All in all, however, this novel probably has more going for it, though there doesn't seem at first sight to be a role for Leonardo di Caprio in any filmed version, unless it's a cameo of a Western would-be guru called Zak.
Esther and Gemma, best friends since the age of five, set off together for India. Esther is the attractive one, cool, neat and hard-headed, while Gemma is overweight, prone to prickly heat rashes and liable to be found poring over classic novels under the sweat-soaked sheet in their sticky backpackers's bedroom.
You don't have to read far before a crucial piece of background information is revealed. Before they left the UK, Esther began a secret relationship with Gemma's boyfriend. Such conquests come easy to Esther, but this was all set to be the big thing for Gemma. Esther feels guilty, but then reckons that Gemma doesn't know anything about it and with any luck never will.
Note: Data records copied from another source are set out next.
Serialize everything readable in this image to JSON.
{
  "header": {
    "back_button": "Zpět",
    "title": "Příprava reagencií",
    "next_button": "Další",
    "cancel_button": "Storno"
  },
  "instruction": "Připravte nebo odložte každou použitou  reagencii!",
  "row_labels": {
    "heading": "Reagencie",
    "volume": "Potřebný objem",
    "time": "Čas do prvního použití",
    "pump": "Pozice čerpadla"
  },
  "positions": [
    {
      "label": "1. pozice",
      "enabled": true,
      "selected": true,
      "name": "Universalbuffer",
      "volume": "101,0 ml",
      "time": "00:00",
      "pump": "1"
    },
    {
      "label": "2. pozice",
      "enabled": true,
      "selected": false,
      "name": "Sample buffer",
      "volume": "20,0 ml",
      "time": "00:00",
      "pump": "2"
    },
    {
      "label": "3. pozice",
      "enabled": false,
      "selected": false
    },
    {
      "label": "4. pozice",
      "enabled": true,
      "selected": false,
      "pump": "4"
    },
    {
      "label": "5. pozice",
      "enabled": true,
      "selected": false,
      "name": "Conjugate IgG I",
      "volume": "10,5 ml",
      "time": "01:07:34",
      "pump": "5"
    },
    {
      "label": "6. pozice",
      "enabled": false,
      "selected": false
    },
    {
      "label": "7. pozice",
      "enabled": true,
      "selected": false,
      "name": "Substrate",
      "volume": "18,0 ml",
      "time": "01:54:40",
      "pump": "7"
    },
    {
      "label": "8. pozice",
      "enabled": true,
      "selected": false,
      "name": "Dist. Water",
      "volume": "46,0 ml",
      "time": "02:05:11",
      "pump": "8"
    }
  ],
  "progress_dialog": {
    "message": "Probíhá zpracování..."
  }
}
On their second day in the sub-continent Gemma loses a bag containing her passport and all her money. It is retrieved, however, by an Australian woman called Coral, someone who has been on the road for many a month, and has found her way round most of India's more characteristic problems.
Esther, the more dominant of the two innocents, has decided to head somewhere off the beaten tourist trail, and to this end throws their copy of the Lonely Planet guide in the air, promising to go wherever is described on the page it lands on.
By Katy Gardner
Penguin (Paperback; UK)
As a result they head off to a remote Muslim shrine in Orissa Province. Mysteriously, Coral shows up soon afterwards at the same unlikely location. Here the plot thickens. After they have fought their way through the jungle to the shrine itself, sheets of flame and a charred body manifest themselves to the formerly skeptical Esther, though not to the increasingly chummy Gemma and Coral.
Has she been smoking too much of the sacred temple weed Coral brought along with her? Esther wonders. And why are Gemma and Coral getting so close? Is it really a joint pursuit of spiritual enlightenment or something markedly less selfless? And is Esther really as incapable of transcending her domineering instincts and her sense of her own worth, as the other two suggest? Meanwhile Coral, exasperatingly to Esther, shrugs her shoulders and insists it's all meant, intended, part of the plan.
Drug-fueled fantasies and paranoias characterize Losing Gemma just as they did The Beach. Who's really in charge? Who's plotting against me? What is the search for transcendence and spiritual transformation really a cover for? Things predictably go from bad to worse. Esther strikes off on her own, though her options are cut short when she has all her belongings stolen (Could the supposedly other-worldly Coral have been responsible?).
The novel could have been enlarged at this point, with more pen-portraits of self-deluding and posturing spiritual seekers encountered by Esther on her solo journey to Goa. To tell more of what actually transpires would spoil what is in many ways not a bad story.
Nevertheless, the conclusion, which takes place close to the Indian Himalayan town of Manali, is strongly plotted.